## Task description
All of the data goes into your copy exactly as written. Images do not.

Top of Given records

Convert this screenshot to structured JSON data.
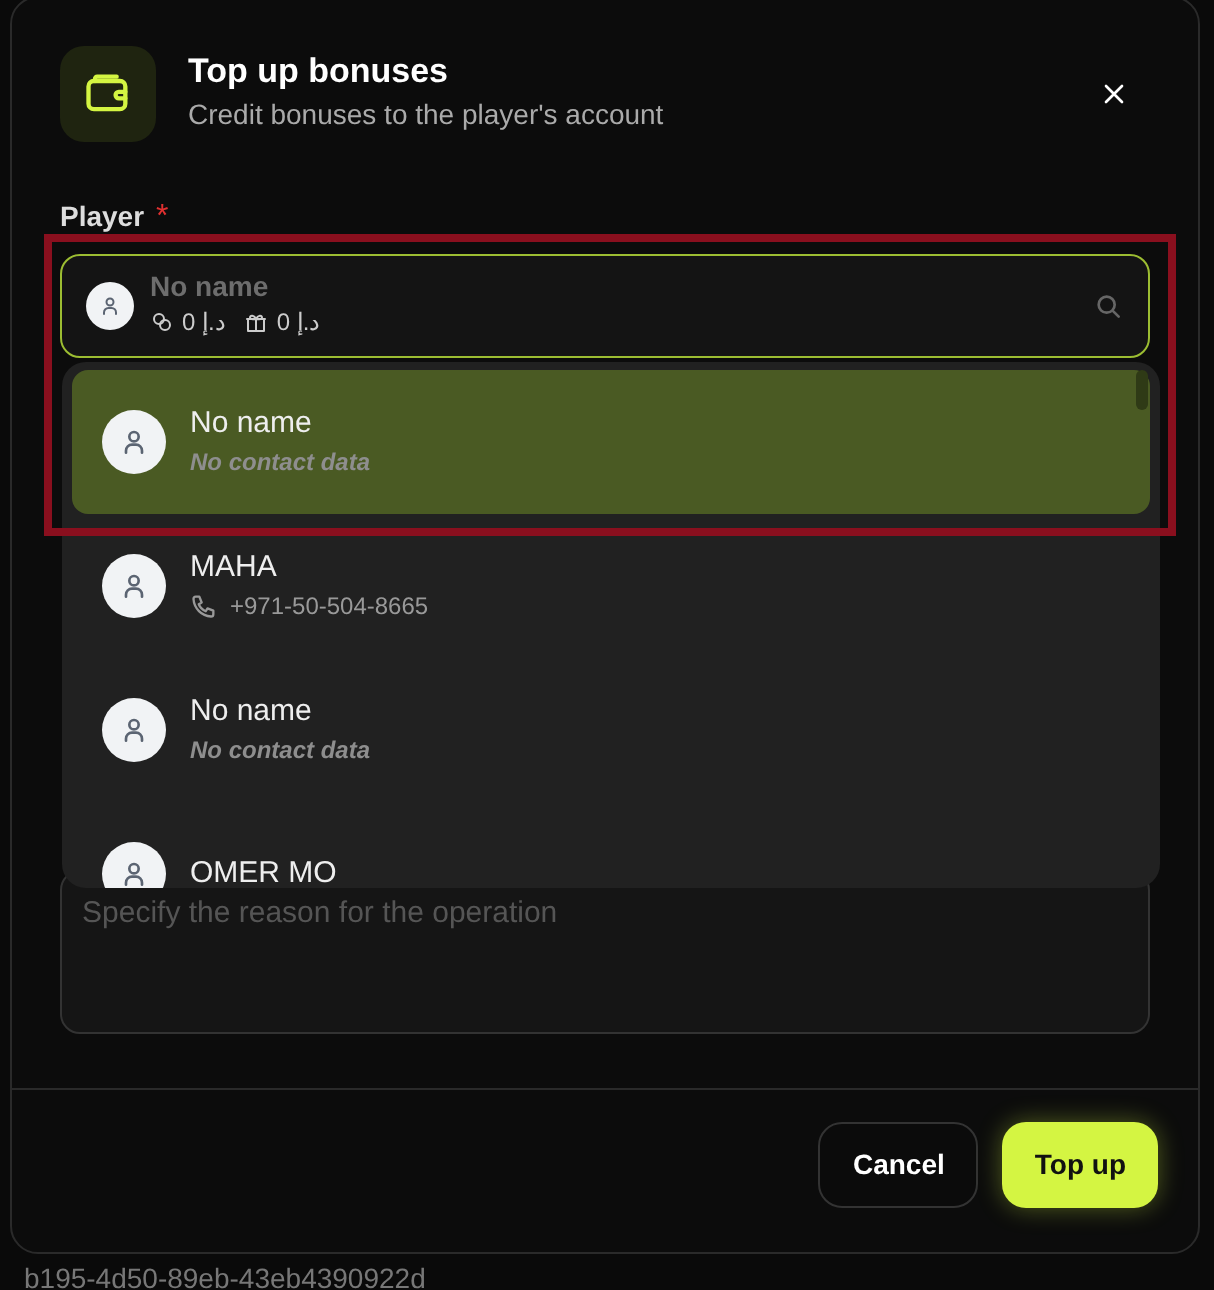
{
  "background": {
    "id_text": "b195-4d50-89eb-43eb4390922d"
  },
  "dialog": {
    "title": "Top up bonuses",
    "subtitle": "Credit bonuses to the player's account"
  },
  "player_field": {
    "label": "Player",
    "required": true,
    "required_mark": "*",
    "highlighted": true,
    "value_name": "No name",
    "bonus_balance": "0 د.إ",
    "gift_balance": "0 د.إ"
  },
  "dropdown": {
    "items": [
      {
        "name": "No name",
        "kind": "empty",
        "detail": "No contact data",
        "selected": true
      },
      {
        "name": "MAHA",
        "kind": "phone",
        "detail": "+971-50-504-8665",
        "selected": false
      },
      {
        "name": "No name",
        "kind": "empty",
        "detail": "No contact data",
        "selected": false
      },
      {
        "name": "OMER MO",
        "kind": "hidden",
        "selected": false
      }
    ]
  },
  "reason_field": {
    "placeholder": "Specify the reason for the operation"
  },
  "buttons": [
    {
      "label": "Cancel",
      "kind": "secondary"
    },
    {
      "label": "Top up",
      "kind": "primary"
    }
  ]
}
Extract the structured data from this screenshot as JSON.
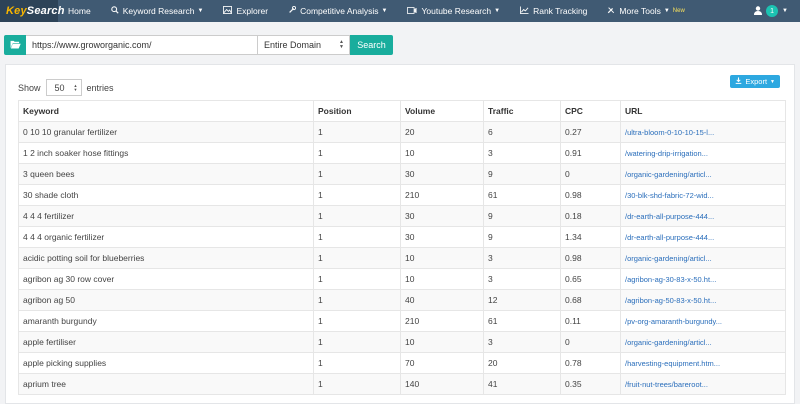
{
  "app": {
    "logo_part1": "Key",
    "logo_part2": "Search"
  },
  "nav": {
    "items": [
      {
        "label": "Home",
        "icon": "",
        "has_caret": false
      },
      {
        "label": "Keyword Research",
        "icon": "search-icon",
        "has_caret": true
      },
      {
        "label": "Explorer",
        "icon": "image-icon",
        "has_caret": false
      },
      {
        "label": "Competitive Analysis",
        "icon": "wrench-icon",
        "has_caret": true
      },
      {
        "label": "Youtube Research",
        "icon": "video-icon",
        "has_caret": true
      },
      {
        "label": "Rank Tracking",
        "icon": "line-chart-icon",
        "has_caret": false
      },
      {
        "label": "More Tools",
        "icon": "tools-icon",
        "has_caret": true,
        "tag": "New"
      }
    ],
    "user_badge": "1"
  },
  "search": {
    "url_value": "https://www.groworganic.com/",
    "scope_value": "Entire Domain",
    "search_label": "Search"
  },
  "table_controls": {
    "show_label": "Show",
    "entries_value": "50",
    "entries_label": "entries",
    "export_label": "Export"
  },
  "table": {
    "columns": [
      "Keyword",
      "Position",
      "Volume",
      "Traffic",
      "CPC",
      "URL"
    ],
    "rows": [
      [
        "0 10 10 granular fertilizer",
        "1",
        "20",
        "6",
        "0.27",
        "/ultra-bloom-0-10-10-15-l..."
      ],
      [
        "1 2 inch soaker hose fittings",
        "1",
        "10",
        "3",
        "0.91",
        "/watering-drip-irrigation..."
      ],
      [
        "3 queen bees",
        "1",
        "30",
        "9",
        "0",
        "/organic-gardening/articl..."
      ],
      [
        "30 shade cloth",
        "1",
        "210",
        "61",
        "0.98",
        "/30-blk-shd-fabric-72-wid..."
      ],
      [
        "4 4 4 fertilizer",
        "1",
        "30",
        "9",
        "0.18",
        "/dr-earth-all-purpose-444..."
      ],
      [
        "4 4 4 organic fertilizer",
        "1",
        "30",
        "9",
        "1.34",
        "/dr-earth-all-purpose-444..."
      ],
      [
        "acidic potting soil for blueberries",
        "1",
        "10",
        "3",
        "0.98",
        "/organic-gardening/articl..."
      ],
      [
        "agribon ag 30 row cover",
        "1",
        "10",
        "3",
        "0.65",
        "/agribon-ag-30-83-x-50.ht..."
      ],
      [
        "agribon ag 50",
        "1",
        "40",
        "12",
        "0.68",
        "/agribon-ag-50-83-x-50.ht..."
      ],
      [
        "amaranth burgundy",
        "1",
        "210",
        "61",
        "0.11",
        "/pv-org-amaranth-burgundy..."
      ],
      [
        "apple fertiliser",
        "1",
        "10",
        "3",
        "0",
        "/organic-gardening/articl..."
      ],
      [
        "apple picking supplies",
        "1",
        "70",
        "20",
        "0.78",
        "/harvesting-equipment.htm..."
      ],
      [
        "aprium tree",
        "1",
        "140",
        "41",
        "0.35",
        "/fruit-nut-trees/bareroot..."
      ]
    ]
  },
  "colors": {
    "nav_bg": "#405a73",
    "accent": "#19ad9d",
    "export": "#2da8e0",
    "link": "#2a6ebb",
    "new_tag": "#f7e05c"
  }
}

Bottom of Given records

## Written solution
Convert this screenshot to structured JSON data.
{
  "background": {
    "id_text": "b195-4d50-89eb-43eb4390922d"
  },
  "dialog": {
    "title": "Top up bonuses",
    "subtitle": "Credit bonuses to the player's account"
  },
  "player_field": {
    "label": "Player",
    "required": true,
    "required_mark": "*",
    "highlighted": true,
    "value_name": "No name",
    "bonus_balance": "0 د.إ",
    "gift_balance": "0 د.إ"
  },
  "dropdown": {
    "items": [
      {
        "name": "No name",
        "kind": "empty",
        "detail": "No contact data",
        "selected": true
      },
      {
        "name": "MAHA",
        "kind": "phone",
        "detail": "+971-50-504-8665",
        "selected": false
      },
      {
        "name": "No name",
        "kind": "empty",
        "detail": "No contact data",
        "selected": false
      },
      {
        "name": "OMER MO",
        "kind": "hidden",
        "selected": false
      }
    ]
  },
  "reason_field": {
    "placeholder": "Specify the reason for the operation"
  },
  "buttons": [
    {
      "label": "Cancel",
      "kind": "secondary"
    },
    {
      "label": "Top up",
      "kind": "primary"
    }
  ]
}
Extract the structured data from this screenshot as JSON.
{
  "app": {
    "logo_part1": "Key",
    "logo_part2": "Search"
  },
  "nav": {
    "items": [
      {
        "label": "Home",
        "icon": "",
        "has_caret": false
      },
      {
        "label": "Keyword Research",
        "icon": "search-icon",
        "has_caret": true
      },
      {
        "label": "Explorer",
        "icon": "image-icon",
        "has_caret": false
      },
      {
        "label": "Competitive Analysis",
        "icon": "wrench-icon",
        "has_caret": true
      },
      {
        "label": "Youtube Research",
        "icon": "video-icon",
        "has_caret": true
      },
      {
        "label": "Rank Tracking",
        "icon": "line-chart-icon",
        "has_caret": false
      },
      {
        "label": "More Tools",
        "icon": "tools-icon",
        "has_caret": true,
        "tag": "New"
      }
    ],
    "user_badge": "1"
  },
  "search": {
    "url_value": "https://www.groworganic.com/",
    "scope_value": "Entire Domain",
    "search_label": "Search"
  },
  "table_controls": {
    "show_label": "Show",
    "entries_value": "50",
    "entries_label": "entries",
    "export_label": "Export"
  },
  "table": {
    "columns": [
      "Keyword",
      "Position",
      "Volume",
      "Traffic",
      "CPC",
      "URL"
    ],
    "rows": [
      [
        "0 10 10 granular fertilizer",
        "1",
        "20",
        "6",
        "0.27",
        "/ultra-bloom-0-10-10-15-l..."
      ],
      [
        "1 2 inch soaker hose fittings",
        "1",
        "10",
        "3",
        "0.91",
        "/watering-drip-irrigation..."
      ],
      [
        "3 queen bees",
        "1",
        "30",
        "9",
        "0",
        "/organic-gardening/articl..."
      ],
      [
        "30 shade cloth",
        "1",
        "210",
        "61",
        "0.98",
        "/30-blk-shd-fabric-72-wid..."
      ],
      [
        "4 4 4 fertilizer",
        "1",
        "30",
        "9",
        "0.18",
        "/dr-earth-all-purpose-444..."
      ],
      [
        "4 4 4 organic fertilizer",
        "1",
        "30",
        "9",
        "1.34",
        "/dr-earth-all-purpose-444..."
      ],
      [
        "acidic potting soil for blueberries",
        "1",
        "10",
        "3",
        "0.98",
        "/organic-gardening/articl..."
      ],
      [
        "agribon ag 30 row cover",
        "1",
        "10",
        "3",
        "0.65",
        "/agribon-ag-30-83-x-50.ht..."
      ],
      [
        "agribon ag 50",
        "1",
        "40",
        "12",
        "0.68",
        "/agribon-ag-50-83-x-50.ht..."
      ],
      [
        "amaranth burgundy",
        "1",
        "210",
        "61",
        "0.11",
        "/pv-org-amaranth-burgundy..."
      ],
      [
        "apple fertiliser",
        "1",
        "10",
        "3",
        "0",
        "/organic-gardening/articl..."
      ],
      [
        "apple picking supplies",
        "1",
        "70",
        "20",
        "0.78",
        "/harvesting-equipment.htm..."
      ],
      [
        "aprium tree",
        "1",
        "140",
        "41",
        "0.35",
        "/fruit-nut-trees/bareroot..."
      ]
    ]
  },
  "colors": {
    "nav_bg": "#405a73",
    "accent": "#19ad9d",
    "export": "#2da8e0",
    "link": "#2a6ebb",
    "new_tag": "#f7e05c"
  }
}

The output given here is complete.